From the records below, take each line where the string "Windows" shows up and copy it.

[Source records]
=== Section Start ===
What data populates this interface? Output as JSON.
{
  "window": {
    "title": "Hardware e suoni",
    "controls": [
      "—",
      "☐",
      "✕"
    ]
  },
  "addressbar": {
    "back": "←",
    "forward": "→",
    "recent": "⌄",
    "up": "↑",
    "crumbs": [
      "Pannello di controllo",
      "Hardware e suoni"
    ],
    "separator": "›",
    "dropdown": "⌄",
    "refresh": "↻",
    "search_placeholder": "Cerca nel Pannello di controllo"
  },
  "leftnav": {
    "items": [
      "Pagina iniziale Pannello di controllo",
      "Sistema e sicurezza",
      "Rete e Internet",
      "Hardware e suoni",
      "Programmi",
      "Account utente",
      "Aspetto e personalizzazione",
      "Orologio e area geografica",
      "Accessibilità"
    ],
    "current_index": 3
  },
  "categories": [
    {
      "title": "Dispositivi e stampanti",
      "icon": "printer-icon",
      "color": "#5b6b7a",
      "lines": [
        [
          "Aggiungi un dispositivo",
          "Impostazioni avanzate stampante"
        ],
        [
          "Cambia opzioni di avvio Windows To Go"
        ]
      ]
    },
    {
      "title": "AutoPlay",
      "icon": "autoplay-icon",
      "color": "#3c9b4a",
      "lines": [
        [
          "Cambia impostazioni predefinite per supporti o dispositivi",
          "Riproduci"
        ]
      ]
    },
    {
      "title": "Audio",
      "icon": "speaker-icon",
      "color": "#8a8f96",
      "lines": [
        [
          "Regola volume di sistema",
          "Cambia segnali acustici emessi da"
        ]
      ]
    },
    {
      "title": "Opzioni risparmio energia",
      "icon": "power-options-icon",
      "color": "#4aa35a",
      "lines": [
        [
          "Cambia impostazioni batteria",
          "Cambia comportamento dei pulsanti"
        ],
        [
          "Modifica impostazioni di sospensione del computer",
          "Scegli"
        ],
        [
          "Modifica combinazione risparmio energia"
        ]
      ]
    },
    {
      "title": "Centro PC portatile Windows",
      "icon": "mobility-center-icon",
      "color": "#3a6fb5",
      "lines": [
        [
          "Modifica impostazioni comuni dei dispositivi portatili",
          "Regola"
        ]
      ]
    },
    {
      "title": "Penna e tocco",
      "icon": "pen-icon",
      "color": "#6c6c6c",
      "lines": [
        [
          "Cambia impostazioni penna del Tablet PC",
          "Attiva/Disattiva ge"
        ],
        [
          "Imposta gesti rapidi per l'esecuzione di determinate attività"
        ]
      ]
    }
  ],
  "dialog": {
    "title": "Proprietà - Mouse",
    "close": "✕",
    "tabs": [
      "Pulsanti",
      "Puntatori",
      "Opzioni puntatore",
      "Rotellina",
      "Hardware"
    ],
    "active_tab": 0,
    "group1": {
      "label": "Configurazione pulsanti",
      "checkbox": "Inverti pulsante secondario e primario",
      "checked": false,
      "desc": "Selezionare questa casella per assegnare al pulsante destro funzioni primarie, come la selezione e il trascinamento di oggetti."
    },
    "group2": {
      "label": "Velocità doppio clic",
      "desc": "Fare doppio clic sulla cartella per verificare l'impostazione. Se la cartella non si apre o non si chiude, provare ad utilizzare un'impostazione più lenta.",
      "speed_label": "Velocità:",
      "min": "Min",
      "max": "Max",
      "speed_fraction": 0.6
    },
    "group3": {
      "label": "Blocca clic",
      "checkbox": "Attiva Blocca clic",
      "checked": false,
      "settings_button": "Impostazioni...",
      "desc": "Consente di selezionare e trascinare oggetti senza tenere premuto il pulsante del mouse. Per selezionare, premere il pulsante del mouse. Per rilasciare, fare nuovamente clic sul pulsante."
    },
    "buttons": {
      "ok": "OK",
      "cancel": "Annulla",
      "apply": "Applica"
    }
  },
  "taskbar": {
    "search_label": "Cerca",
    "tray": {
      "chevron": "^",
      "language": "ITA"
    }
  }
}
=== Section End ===
▶ Solution below:
          "Cambia opzioni di avvio Windows To Go"
      "title": "Centro PC portatile Windows",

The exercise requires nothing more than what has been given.